And finally according to our results with increasing n X(n, p) should tend to (n - 1)p, or something similar so that the final ratio tends to p.

Conclusion

Concerning the efficiency, we’ve confirmed that using a finer locking policy, distinguishing between reads and writes operations, allows for a significant gain in performance.
Again this is not an absolute result as it could greatly vary depending on your use case but it’s consistent with what we expect for such a synchronization primitive.

As for the gain function its profile was less expected: it’s not linear but tends to be with increasing concurrency.
Then the theoretical gain if you have infinite concurrency is \frac{1}{p}, whatever p.

If you have an idea of what the X(n, p) random variable looks like please share by letting a comment, it would be interesting to be able to compute the theoretical results and to match them against the empirical results presented above.
I hope there is no flaw in the benchmark that would explain the strange profile, but I’d like to be sure. :)

If you catch any typo or mistake, have additional questions, some remarks, feel free to let a comment.
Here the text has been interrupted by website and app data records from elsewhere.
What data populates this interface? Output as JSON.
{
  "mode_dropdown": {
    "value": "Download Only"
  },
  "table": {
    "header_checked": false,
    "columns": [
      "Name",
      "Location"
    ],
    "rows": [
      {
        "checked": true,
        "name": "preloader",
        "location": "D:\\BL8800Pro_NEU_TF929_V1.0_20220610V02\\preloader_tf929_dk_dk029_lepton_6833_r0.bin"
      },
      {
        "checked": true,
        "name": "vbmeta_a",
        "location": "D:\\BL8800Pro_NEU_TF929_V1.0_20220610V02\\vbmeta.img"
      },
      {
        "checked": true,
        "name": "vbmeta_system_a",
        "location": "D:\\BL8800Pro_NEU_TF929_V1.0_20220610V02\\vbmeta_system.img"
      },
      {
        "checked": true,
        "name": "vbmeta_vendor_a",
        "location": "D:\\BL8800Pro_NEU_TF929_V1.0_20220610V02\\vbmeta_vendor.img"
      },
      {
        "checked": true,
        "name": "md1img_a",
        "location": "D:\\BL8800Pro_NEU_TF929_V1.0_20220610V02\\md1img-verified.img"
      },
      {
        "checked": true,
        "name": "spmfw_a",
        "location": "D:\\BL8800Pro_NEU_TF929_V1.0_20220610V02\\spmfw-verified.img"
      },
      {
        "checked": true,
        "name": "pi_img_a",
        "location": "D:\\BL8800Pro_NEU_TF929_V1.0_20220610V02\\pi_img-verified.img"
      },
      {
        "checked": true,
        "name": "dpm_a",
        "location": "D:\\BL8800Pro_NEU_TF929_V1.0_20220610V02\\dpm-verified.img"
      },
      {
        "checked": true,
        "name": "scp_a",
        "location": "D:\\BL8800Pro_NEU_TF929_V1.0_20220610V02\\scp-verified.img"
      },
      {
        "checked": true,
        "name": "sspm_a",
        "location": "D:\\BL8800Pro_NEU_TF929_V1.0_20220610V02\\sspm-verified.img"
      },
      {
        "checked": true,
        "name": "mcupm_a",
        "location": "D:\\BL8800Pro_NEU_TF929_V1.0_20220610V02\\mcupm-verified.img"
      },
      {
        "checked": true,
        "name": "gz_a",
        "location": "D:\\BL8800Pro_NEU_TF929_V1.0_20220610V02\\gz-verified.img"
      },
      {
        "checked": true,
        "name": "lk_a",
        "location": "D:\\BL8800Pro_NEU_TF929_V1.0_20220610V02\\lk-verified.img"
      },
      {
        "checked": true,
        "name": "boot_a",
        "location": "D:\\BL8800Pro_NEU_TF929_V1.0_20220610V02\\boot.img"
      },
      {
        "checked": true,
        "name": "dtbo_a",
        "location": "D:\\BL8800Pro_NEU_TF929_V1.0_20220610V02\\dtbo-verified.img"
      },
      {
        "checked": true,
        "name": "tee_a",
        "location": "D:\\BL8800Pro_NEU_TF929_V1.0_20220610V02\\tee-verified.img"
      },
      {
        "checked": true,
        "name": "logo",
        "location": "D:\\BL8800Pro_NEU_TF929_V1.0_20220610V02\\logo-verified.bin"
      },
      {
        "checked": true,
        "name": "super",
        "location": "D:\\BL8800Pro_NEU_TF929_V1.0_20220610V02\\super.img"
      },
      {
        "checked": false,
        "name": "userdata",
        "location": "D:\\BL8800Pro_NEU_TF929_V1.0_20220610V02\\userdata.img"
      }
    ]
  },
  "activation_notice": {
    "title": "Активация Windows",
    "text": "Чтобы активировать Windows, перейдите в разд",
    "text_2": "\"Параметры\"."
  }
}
License

This article, along with any associated source code and files, is licensed under The Code Project Open License (CPOL)

Share

About the Author

Pragmateek
Instructor / Trainer Pragmateek
France (Metropolitan) France (Metropolitan)
To make it short I'm an IT trainer specialized in the .Net ecosystem (framework, C#, WPF, Excel addins...).
(I'm available in France and bordering countries, and I only teach in french.)
 
I like to learn new things, particularly to understand what happens under the hood, and I do my best to share my humble knowledge with others by direct teaching, by posting articles on my blog (pragmateek.com), or by answering questions on forums.
Follow on   Twitter   LinkedIn

Comments and Discussions

 
GeneralMy vote of 5 PinprofessionalVolynsky Alex8-Apr-14 4:52 
GeneralRe: My vote of 5 PinprofessionalPragmateek8-Apr-14 5:01 
GeneralRe: My vote of 5 PinprofessionalVolynsky Alex8-Apr-14 5:05 

General General    News News    Suggestion Suggestion    Question Question    Bug Bug    Answer Answer    Joke Joke    Rant Rant    Admin Admin   

Use Ctrl+Left/Right to switch messages, Ctrl+Up/Down to switch threads, Ctrl+Shift+Left/Right to switch pages.

| Advertise | Privacy | Mobile
Web04 | 2.8.140926.1 | Last Updated 8 Apr 2014
Article Copyright 2014 by Pragmateek
Everything else Copyright © CodeProject, 1999-2014
Terms of Service
Layout: fixed | fluid